Trade Unions

Trade unions in the Commonwealth

Trade unions are some of the oldest institutions of civil society in the Commonwealth.  Over the decades trade unions have been actively involved in coalescing and advancing the interests of labour in collective bargaining, organised industrial action and providing services including legal advice to their members. In a significant number of cases they have acted as one voice through collective federations and national trade union centres. Worldwide modern trade unionism has a sizeable part of its history in the Commonwealth. The UK had an early role in trade unionism as the birthplace of industrialisation. Today, in most Commonwealth member countries one will find at the very least a teachers union, a civil service or public service union and a trade union centre or federation.

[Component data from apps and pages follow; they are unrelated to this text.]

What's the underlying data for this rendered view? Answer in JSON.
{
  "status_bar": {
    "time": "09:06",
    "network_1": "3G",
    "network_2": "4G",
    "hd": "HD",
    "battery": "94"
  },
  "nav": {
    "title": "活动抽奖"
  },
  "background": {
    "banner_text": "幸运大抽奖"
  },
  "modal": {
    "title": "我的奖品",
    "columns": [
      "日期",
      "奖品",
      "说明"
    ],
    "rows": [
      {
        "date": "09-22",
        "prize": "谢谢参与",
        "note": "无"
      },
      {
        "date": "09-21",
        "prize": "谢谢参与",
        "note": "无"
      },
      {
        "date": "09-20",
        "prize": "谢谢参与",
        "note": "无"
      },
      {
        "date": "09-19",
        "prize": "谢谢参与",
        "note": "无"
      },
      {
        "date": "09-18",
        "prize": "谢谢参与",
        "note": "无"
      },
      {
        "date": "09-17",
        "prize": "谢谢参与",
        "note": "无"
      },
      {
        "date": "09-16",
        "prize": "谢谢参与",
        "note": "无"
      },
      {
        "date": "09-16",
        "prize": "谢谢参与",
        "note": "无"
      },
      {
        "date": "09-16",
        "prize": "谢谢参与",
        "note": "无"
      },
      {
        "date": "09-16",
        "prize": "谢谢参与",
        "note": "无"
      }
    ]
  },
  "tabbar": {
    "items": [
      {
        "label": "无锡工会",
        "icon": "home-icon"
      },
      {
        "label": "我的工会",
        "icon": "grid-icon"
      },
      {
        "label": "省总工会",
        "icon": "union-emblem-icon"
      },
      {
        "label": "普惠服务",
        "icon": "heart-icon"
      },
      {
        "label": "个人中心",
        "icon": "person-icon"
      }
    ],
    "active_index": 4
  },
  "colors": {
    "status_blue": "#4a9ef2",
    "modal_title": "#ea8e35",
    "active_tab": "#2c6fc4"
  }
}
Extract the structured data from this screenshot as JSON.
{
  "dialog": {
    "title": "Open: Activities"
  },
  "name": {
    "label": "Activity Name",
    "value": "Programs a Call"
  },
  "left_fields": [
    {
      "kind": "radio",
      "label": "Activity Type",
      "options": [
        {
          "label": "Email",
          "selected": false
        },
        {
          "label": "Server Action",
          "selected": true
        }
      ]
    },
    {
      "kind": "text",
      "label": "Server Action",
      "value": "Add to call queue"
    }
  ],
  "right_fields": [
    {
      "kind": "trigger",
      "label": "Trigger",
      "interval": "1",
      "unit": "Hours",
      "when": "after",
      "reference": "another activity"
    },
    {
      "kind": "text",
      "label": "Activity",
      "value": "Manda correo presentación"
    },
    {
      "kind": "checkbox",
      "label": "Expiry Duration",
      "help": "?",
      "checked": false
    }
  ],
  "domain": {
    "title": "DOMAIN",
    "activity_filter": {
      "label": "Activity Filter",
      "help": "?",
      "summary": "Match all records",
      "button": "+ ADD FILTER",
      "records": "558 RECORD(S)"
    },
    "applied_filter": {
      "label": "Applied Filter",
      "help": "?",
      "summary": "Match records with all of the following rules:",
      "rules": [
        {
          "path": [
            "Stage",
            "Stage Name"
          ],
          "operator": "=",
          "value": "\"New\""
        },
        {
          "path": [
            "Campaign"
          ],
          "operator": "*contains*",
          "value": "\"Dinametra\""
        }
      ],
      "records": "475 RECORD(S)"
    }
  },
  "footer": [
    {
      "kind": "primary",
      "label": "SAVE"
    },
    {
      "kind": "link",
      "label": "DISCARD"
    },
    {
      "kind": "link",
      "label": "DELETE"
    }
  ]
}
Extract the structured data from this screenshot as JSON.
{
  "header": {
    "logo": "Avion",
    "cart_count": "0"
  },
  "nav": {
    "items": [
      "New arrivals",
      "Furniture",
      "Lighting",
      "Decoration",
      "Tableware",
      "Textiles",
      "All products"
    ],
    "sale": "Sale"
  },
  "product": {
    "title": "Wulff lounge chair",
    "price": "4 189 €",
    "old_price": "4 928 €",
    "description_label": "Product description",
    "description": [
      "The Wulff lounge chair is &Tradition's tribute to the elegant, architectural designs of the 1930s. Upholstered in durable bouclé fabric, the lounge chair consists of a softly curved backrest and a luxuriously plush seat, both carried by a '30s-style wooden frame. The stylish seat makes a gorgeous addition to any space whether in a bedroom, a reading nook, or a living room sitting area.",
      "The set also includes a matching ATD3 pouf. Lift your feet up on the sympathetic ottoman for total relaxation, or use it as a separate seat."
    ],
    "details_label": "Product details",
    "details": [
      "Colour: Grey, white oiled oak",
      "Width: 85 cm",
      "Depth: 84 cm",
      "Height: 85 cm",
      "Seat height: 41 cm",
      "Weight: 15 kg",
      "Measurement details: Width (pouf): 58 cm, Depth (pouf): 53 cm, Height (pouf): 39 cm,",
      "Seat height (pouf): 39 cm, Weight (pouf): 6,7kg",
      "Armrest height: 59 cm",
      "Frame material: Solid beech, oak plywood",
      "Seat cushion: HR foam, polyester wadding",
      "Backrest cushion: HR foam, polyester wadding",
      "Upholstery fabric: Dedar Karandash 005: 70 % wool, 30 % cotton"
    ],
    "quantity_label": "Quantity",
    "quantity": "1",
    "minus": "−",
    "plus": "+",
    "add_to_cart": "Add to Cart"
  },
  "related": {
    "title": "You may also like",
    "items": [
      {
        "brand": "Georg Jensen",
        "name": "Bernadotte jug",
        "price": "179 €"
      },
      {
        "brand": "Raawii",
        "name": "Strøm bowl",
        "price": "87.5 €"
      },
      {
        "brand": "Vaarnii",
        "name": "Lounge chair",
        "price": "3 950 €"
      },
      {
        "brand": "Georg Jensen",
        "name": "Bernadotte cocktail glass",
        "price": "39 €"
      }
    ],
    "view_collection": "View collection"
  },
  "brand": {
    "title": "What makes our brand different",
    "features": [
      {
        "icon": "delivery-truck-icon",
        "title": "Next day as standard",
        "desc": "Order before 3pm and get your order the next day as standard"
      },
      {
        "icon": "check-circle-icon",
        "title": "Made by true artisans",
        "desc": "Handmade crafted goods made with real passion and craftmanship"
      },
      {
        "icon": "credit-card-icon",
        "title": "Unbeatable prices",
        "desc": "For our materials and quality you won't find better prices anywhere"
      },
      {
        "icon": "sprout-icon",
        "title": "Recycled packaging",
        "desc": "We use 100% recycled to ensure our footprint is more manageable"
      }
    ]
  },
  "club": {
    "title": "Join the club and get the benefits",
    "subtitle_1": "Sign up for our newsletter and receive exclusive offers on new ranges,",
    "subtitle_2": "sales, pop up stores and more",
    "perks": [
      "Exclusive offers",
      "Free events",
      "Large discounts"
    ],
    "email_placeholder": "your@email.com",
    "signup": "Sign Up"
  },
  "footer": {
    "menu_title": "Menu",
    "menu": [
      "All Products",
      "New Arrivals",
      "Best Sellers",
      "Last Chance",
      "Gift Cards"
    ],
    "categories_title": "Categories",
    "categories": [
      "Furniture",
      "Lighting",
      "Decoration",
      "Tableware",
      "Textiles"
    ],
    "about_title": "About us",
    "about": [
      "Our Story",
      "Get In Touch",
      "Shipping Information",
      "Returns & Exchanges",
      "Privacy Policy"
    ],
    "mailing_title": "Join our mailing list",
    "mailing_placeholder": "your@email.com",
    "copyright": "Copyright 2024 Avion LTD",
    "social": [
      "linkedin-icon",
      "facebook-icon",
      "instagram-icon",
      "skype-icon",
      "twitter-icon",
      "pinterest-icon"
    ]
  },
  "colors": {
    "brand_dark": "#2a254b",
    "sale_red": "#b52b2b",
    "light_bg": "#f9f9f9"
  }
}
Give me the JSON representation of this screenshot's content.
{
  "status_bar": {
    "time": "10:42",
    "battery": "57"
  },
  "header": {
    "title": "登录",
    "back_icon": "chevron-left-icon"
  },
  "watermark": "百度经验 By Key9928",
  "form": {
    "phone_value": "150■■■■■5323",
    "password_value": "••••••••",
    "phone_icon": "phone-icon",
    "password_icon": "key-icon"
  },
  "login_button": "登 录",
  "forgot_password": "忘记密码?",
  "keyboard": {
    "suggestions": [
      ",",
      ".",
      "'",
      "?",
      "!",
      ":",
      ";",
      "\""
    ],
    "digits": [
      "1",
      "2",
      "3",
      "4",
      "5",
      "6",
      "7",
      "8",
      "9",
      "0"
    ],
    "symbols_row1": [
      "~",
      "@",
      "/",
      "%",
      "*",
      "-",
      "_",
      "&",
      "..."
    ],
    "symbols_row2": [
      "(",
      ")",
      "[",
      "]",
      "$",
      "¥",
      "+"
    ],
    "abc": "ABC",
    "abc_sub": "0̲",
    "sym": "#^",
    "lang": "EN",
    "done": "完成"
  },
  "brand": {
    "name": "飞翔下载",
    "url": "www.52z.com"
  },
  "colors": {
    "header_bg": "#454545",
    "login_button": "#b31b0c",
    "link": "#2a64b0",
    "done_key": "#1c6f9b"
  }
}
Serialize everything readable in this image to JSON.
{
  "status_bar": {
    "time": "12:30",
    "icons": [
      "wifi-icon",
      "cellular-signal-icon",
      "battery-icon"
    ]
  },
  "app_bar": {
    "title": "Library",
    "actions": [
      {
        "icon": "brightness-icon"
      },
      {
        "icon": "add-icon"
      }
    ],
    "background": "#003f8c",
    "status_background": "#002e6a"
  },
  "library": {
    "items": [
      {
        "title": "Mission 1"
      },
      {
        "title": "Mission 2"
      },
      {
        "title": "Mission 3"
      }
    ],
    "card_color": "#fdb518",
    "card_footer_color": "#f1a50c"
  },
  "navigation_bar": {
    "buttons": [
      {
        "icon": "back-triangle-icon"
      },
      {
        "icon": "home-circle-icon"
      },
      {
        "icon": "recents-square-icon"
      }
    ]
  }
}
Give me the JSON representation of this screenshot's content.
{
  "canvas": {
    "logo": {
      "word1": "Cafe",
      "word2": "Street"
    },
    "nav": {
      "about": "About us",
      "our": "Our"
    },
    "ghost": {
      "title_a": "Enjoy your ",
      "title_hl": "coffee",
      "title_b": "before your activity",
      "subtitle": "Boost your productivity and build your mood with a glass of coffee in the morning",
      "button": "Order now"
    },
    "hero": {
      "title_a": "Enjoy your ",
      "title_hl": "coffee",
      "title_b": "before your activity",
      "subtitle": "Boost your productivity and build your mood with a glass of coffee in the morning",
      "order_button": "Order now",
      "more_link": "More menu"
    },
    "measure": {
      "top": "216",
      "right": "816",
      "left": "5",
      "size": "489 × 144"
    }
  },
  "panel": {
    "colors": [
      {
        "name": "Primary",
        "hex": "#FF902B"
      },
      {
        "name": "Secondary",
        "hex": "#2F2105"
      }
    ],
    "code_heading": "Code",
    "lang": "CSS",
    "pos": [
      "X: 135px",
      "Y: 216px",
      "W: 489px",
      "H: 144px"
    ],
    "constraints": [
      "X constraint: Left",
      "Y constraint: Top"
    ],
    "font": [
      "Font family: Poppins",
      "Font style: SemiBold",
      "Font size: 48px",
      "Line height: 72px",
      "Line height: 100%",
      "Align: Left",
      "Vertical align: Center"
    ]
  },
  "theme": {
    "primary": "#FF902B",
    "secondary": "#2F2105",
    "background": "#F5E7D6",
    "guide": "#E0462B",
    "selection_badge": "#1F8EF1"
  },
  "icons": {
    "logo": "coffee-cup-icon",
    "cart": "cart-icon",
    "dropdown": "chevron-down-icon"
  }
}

For a number of member countries trade unionism is strongly linked with political transformation. In South Africa trades unions are historically associated with the successful struggle against apartheid.  Two general strikes in 1946 and 1947 in Sri Lanka led partly by trade unions were key events towards the country’s achievement of independence in 1948.Trade unions in the UK have played a powerful role in politics indirectly through lobbying and directly through the Labour Party where they have significant power in choosing the Labour Party leader whom, at several points in history, has been elected prime minister.

Select a Country:
Antigua and Barbuda Australia The Bahamas
Bangladesh Barbados Belize
Botswana Brunei Darussalam Cameroon
Canada Cyprus Dominica
Ghana Grenada Guyana
India Jamaica Kenya
Lesotho Malawi Malaysia
Malta Mauritius Mozambique
Namibia Nigeria Pakistan
Papua New Guinea Rwanda Saint Lucia
Samoa Seychelles Sierra Leone
Singapore South Africa Sri Lanka
St Kitts and Nevis St Vincent and The Grenadines Swaziland
Trinidad and Tobago Uganda United Kingdom
United Republic of Tanzania Zambia